(Items from an interface collection)

■ ■ ■ ■

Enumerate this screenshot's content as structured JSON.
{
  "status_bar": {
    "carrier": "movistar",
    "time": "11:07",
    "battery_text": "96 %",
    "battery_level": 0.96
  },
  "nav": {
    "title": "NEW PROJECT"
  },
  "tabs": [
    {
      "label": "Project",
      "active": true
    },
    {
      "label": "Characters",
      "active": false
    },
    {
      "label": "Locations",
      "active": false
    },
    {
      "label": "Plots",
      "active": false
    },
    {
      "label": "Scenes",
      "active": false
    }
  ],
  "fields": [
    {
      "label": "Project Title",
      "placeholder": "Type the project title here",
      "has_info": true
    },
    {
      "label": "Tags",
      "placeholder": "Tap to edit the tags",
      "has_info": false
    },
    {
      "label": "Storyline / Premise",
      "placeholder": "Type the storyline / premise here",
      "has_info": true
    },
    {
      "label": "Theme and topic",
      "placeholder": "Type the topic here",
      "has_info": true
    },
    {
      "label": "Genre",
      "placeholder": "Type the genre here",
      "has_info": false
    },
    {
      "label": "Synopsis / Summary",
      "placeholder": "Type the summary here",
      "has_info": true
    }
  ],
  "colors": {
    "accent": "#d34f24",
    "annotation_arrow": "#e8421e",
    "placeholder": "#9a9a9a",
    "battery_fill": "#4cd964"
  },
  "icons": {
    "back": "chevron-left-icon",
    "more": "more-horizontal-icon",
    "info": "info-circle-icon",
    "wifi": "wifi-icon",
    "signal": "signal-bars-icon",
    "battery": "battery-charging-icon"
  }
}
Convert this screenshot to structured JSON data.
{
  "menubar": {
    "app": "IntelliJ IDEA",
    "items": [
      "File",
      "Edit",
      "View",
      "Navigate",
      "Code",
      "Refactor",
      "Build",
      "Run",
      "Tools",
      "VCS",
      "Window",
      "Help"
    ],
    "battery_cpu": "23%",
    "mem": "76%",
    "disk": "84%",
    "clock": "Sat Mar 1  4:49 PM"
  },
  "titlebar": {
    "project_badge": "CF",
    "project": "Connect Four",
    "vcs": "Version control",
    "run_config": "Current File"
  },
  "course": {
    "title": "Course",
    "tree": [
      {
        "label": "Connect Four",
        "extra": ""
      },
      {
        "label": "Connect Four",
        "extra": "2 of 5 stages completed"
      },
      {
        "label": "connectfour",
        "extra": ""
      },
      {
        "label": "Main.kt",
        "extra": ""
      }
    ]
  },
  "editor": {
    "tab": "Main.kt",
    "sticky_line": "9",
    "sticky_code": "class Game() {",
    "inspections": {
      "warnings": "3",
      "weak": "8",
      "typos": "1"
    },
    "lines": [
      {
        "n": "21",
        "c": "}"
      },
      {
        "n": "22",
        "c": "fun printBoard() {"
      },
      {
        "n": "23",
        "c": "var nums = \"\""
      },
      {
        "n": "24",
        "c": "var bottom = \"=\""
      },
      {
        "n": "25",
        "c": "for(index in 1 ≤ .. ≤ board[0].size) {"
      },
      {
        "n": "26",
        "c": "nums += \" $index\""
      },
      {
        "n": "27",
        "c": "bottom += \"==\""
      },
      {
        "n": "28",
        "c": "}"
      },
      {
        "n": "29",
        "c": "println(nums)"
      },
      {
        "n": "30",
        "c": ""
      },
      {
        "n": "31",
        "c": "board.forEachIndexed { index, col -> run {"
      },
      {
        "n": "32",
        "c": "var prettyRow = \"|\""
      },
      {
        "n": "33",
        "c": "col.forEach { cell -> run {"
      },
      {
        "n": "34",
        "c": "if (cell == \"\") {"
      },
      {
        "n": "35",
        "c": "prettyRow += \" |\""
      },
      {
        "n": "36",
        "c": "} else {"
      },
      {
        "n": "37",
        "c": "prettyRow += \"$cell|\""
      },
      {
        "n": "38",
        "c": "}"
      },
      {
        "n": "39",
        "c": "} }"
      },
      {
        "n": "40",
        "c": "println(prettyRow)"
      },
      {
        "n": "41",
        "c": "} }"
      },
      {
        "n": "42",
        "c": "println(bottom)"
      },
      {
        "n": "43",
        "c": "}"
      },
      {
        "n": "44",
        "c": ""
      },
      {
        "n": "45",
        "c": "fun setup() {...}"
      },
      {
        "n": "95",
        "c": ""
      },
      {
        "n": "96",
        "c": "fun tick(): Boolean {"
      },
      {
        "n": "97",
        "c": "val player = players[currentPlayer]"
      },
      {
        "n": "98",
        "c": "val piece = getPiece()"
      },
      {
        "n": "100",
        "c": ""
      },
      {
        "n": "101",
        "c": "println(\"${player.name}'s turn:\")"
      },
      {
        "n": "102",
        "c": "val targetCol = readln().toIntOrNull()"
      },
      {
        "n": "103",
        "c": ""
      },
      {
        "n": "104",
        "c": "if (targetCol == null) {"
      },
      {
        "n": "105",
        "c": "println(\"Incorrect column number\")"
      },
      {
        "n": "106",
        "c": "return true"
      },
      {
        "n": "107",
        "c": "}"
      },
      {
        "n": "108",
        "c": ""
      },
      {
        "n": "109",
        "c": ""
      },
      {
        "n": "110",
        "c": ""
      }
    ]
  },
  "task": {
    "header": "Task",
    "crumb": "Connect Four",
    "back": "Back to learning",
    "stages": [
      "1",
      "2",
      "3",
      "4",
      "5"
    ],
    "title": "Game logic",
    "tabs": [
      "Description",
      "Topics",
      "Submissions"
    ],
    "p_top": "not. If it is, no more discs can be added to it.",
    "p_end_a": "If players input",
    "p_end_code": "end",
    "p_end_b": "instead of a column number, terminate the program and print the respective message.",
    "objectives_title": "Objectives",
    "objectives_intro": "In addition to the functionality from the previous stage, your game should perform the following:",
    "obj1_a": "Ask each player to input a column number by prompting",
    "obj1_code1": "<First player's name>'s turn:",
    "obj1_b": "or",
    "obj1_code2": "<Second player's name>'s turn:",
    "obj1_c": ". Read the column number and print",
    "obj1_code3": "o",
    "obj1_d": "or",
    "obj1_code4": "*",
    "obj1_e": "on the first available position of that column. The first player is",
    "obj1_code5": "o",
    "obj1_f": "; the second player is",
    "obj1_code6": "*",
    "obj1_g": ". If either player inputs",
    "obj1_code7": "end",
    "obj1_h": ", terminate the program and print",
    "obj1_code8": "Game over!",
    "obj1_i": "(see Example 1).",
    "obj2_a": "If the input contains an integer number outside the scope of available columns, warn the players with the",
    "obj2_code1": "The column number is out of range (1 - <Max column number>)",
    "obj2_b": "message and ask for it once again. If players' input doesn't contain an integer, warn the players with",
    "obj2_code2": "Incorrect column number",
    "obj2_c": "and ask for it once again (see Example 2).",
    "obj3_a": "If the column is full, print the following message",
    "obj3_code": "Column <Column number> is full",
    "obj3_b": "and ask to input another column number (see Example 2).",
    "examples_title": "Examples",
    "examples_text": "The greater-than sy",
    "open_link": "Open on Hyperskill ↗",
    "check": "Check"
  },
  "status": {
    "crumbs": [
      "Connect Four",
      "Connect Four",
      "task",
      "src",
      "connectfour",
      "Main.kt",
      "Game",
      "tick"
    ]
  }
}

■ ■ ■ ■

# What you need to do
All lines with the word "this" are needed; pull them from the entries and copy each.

# Result below
Enumerate this screenshot's content as structured JSON.
Convert this screenshot to structured JSON data.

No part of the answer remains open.